The median distance a lost cat travels is around 315 meters (344 yards), but some cats can travel much further, up to 50-80 miles over 2.5 years. Distance varies based on factors like personality, environment, and familiarity with the area.

Do Cats Come Back When They Run Away?

Yes, many cats can find their way back home after being lost. However, not all cats return, and various factors like how long they’ve been gone, their condition, and familiarity with the area can affect their chances.

Can Cats Find Their Way Home If Lost?

Yes, cats have a homing instinct that helps them navigate back to their territory. Factors like their sense of smell, ability to detect Earth’s magnetic field, and memory of the route play a role.

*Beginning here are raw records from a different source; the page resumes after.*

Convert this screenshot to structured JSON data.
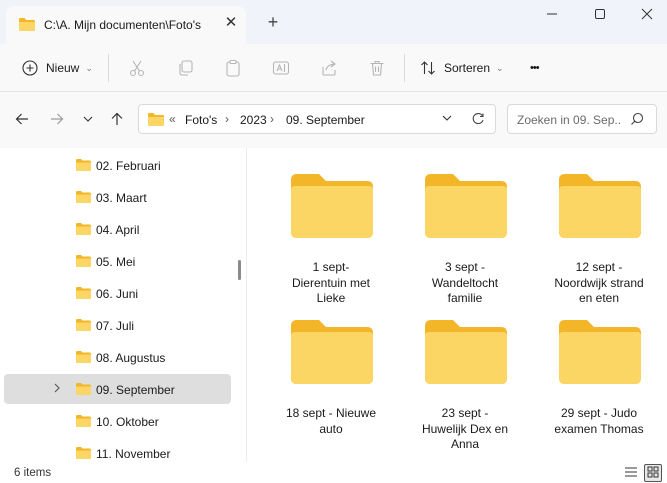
{
  "window": {
    "tab_title": "C:\\A. Mijn documenten\\Foto's",
    "tab_close": "✕",
    "new_tab": "+",
    "minimize": "—",
    "close": "✕"
  },
  "toolbar": {
    "new_label": "Nieuw",
    "sort_label": "Sorteren",
    "more_label": "•••"
  },
  "address": {
    "overflow": "«",
    "crumbs": [
      "Foto's",
      "2023",
      "09. September"
    ],
    "separator": "›"
  },
  "search": {
    "placeholder": "Zoeken in 09. Sep..."
  },
  "sidebar": {
    "items": [
      {
        "label": "02. Februari"
      },
      {
        "label": "03. Maart"
      },
      {
        "label": "04. April"
      },
      {
        "label": "05. Mei"
      },
      {
        "label": "06. Juni"
      },
      {
        "label": "07. Juli"
      },
      {
        "label": "08. Augustus"
      },
      {
        "label": "09. September",
        "selected": true
      },
      {
        "label": "10. Oktober"
      },
      {
        "label": "11. November"
      }
    ]
  },
  "folders": [
    {
      "label": "1 sept-\nDierentuin met\nLieke"
    },
    {
      "label": "3 sept -\nWandeltocht\nfamilie"
    },
    {
      "label": "12 sept -\nNoordwijk strand\nen eten"
    },
    {
      "label": "18 sept - Nieuwe\nauto"
    },
    {
      "label": "23 sept -\nHuwelijk Dex en\nAnna"
    },
    {
      "label": "29 sept - Judo\nexamen Thomas"
    }
  ],
  "status": {
    "item_count": "6 items"
  },
  "colors": {
    "folder_front": "#fcd664",
    "folder_back": "#f3b628",
    "selection": "#dedede",
    "chrome": "#f0f3f9"
  }
}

Can Cats Be Trained to Walk on a Leash?

Yes, with patience and positive reinforcement, many cats can be trained to walk on a leash, gradually introducing the leash and harness.

Should I Let My Cat Outside at Night?

No, it’s highly recommended to keep cats indoors at night due to increased risks and dangers, such as predators or reduced visibility.

Will My Cat Be Unhappy if I Don’t Let Them Outside?

No, Cats can lead fulfilling lives indoors with proper enrichment and stimulation. Providing a stimulating environment, regular playtime, and social interaction can keep them content and happy.

How Can I Ensure My Indoor Cat Doesn’t Become Bored?

Keep your cat engaged with interactive toys, puzzle feeders, and opportunities for play and exercise. Create a stimulating indoor environment with scratching posts, perches, and designated play areas.

Final Words

In conclusion, whether your cat will come back after being let outside is a complex and individual matter. While many cats have a remarkable ability to find their way home, it’s not a guarantee. Several factors, including their familiarity with the area, how long they’ve been gone, and their personality, play a significant role. 

Furthermore, to maximize the chances of a safe return, proper preparation, training, and providing a safe outdoor environment are key. Additionally, keeping your cat indoors at night and ensuring they have a stimulating indoor environment can also contribute to their safety and well-being.

Similar Posts